Nothing may be changed. Give the entries below again exactly.
--- Exercise materials Enclosed Below ---
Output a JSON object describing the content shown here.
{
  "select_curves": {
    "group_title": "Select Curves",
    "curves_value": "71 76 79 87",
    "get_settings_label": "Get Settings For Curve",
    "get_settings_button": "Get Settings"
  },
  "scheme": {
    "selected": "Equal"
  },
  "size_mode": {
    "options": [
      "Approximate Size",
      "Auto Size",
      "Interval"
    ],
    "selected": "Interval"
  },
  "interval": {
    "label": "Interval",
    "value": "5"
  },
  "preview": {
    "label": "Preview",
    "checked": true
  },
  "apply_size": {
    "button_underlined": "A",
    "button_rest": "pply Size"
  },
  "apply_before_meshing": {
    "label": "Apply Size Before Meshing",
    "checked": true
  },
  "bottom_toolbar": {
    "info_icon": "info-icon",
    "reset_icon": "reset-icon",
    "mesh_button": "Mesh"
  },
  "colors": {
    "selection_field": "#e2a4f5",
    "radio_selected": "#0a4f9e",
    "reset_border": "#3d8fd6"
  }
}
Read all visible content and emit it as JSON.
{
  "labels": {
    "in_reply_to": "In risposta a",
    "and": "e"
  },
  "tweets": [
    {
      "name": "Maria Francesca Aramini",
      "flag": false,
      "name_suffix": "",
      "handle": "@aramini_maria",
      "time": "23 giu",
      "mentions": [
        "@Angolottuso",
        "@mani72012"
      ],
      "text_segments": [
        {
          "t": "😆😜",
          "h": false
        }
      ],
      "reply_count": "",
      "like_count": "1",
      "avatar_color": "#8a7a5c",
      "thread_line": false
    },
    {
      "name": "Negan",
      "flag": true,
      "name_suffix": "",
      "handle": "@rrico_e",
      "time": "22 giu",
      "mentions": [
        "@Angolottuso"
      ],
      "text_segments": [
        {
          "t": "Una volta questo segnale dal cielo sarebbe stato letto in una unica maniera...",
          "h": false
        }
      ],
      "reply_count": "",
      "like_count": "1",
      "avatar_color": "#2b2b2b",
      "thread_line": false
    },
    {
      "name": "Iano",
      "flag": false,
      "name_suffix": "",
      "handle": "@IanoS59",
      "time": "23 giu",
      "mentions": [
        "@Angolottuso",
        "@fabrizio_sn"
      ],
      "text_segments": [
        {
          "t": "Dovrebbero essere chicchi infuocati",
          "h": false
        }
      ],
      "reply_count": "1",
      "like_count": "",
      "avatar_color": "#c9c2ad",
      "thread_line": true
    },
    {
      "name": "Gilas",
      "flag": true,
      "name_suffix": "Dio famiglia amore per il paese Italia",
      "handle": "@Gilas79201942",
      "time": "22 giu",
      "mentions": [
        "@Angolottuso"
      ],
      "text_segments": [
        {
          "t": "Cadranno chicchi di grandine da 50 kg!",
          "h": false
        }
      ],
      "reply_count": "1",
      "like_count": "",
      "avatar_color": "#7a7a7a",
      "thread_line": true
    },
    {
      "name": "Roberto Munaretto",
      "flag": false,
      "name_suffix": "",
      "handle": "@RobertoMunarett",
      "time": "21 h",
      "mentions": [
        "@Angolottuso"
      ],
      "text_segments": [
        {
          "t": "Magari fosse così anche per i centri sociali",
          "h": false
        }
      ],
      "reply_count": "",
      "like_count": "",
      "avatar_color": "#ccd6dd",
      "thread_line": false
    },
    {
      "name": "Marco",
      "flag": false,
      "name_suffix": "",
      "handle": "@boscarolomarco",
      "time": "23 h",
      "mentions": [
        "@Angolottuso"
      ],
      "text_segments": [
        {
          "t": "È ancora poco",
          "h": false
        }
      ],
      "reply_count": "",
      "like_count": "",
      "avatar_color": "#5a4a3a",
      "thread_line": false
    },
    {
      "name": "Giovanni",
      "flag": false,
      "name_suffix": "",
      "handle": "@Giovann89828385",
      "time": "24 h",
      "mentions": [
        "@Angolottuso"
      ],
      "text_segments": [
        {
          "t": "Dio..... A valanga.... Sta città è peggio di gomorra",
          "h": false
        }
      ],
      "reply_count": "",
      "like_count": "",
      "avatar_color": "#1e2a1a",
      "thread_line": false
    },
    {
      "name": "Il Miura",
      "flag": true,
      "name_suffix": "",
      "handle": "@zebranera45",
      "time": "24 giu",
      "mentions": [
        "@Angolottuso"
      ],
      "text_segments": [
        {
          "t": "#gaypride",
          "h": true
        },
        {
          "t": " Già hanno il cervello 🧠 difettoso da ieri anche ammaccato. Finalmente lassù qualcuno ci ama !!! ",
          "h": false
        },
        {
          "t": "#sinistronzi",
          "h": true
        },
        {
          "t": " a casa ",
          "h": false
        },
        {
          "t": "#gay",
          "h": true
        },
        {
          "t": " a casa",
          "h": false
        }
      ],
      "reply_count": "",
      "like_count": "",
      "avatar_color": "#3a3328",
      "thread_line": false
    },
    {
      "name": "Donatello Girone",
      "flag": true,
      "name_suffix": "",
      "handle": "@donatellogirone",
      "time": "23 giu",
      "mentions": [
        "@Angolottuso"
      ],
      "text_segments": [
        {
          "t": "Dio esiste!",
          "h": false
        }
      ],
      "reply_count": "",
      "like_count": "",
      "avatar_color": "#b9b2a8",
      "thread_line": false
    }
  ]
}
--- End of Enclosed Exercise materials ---
▶ Expected answer:
Output a JSON object describing the content shown here.
{
  "select_curves": {
    "group_title": "Select Curves",
    "curves_value": "71 76 79 87",
    "get_settings_label": "Get Settings For Curve",
    "get_settings_button": "Get Settings"
  },
  "scheme": {
    "selected": "Equal"
  },
  "size_mode": {
    "options": [
      "Approximate Size",
      "Auto Size",
      "Interval"
    ],
    "selected": "Interval"
  },
  "interval": {
    "label": "Interval",
    "value": "5"
  },
  "preview": {
    "label": "Preview",
    "checked": true
  },
  "apply_size": {
    "button_underlined": "A",
    "button_rest": "pply Size"
  },
  "apply_before_meshing": {
    "label": "Apply Size Before Meshing",
    "checked": true
  },
  "bottom_toolbar": {
    "info_icon": "info-icon",
    "reset_icon": "reset-icon",
    "mesh_button": "Mesh"
  },
  "colors": {
    "selection_field": "#e2a4f5",
    "radio_selected": "#0a4f9e",
    "reset_border": "#3d8fd6"
  }
}
Read all visible content and emit it as JSON.
{
  "labels": {
    "in_reply_to": "In risposta a",
    "and": "e"
  },
  "tweets": [
    {
      "name": "Maria Francesca Aramini",
      "flag": false,
      "name_suffix": "",
      "handle": "@aramini_maria",
      "time": "23 giu",
      "mentions": [
        "@Angolottuso",
        "@mani72012"
      ],
      "text_segments": [
        {
          "t": "😆😜",
          "h": false
        }
      ],
      "reply_count": "",
      "like_count": "1",
      "avatar_color": "#8a7a5c",
      "thread_line": false
    },
    {
      "name": "Negan",
      "flag": true,
      "name_suffix": "",
      "handle": "@rrico_e",
      "time": "22 giu",
      "mentions": [
        "@Angolottuso"
      ],
      "text_segments": [
        {
          "t": "Una volta questo segnale dal cielo sarebbe stato letto in una unica maniera...",
          "h": false
        }
      ],
      "reply_count": "",
      "like_count": "1",
      "avatar_color": "#2b2b2b",
      "thread_line": false
    },
    {
      "name": "Iano",
      "flag": false,
      "name_suffix": "",
      "handle": "@IanoS59",
      "time": "23 giu",
      "mentions": [
        "@Angolottuso",
        "@fabrizio_sn"
      ],
      "text_segments": [
        {
          "t": "Dovrebbero essere chicchi infuocati",
          "h": false
        }
      ],
      "reply_count": "1",
      "like_count": "",
      "avatar_color": "#c9c2ad",
      "thread_line": true
    },
    {
      "name": "Gilas",
      "flag": true,
      "name_suffix": "Dio famiglia amore per il paese Italia",
      "handle": "@Gilas79201942",
      "time": "22 giu",
      "mentions": [
        "@Angolottuso"
      ],
      "text_segments": [
        {
          "t": "Cadranno chicchi di grandine da 50 kg!",
          "h": false
        }
      ],
      "reply_count": "1",
      "like_count": "",
      "avatar_color": "#7a7a7a",
      "thread_line": true
    },
    {
      "name": "Roberto Munaretto",
      "flag": false,
      "name_suffix": "",
      "handle": "@RobertoMunarett",
      "time": "21 h",
      "mentions": [
        "@Angolottuso"
      ],
      "text_segments": [
        {
          "t": "Magari fosse così anche per i centri sociali",
          "h": false
        }
      ],
      "reply_count": "",
      "like_count": "",
      "avatar_color": "#ccd6dd",
      "thread_line": false
    },
    {
      "name": "Marco",
      "flag": false,
      "name_suffix": "",
      "handle": "@boscarolomarco",
      "time": "23 h",
      "mentions": [
        "@Angolottuso"
      ],
      "text_segments": [
        {
          "t": "È ancora poco",
          "h": false
        }
      ],
      "reply_count": "",
      "like_count": "",
      "avatar_color": "#5a4a3a",
      "thread_line": false
    },
    {
      "name": "Giovanni",
      "flag": false,
      "name_suffix": "",
      "handle": "@Giovann89828385",
      "time": "24 h",
      "mentions": [
        "@Angolottuso"
      ],
      "text_segments": [
        {
          "t": "Dio..... A valanga.... Sta città è peggio di gomorra",
          "h": false
        }
      ],
      "reply_count": "",
      "like_count": "",
      "avatar_color": "#1e2a1a",
      "thread_line": false
    },
    {
      "name": "Il Miura",
      "flag": true,
      "name_suffix": "",
      "handle": "@zebranera45",
      "time": "24 giu",
      "mentions": [
        "@Angolottuso"
      ],
      "text_segments": [
        {
          "t": "#gaypride",
          "h": true
        },
        {
          "t": " Già hanno il cervello 🧠 difettoso da ieri anche ammaccato. Finalmente lassù qualcuno ci ama !!! ",
          "h": false
        },
        {
          "t": "#sinistronzi",
          "h": true
        },
        {
          "t": " a casa ",
          "h": false
        },
        {
          "t": "#gay",
          "h": true
        },
        {
          "t": " a casa",
          "h": false
        }
      ],
      "reply_count": "",
      "like_count": "",
      "avatar_color": "#3a3328",
      "thread_line": false
    },
    {
      "name": "Donatello Girone",
      "flag": true,
      "name_suffix": "",
      "handle": "@donatellogirone",
      "time": "23 giu",
      "mentions": [
        "@Angolottuso"
      ],
      "text_segments": [
        {
          "t": "Dio esiste!",
          "h": false
        }
      ],
      "reply_count": "",
      "like_count": "",
      "avatar_color": "#b9b2a8",
      "thread_line": false
    }
  ]
}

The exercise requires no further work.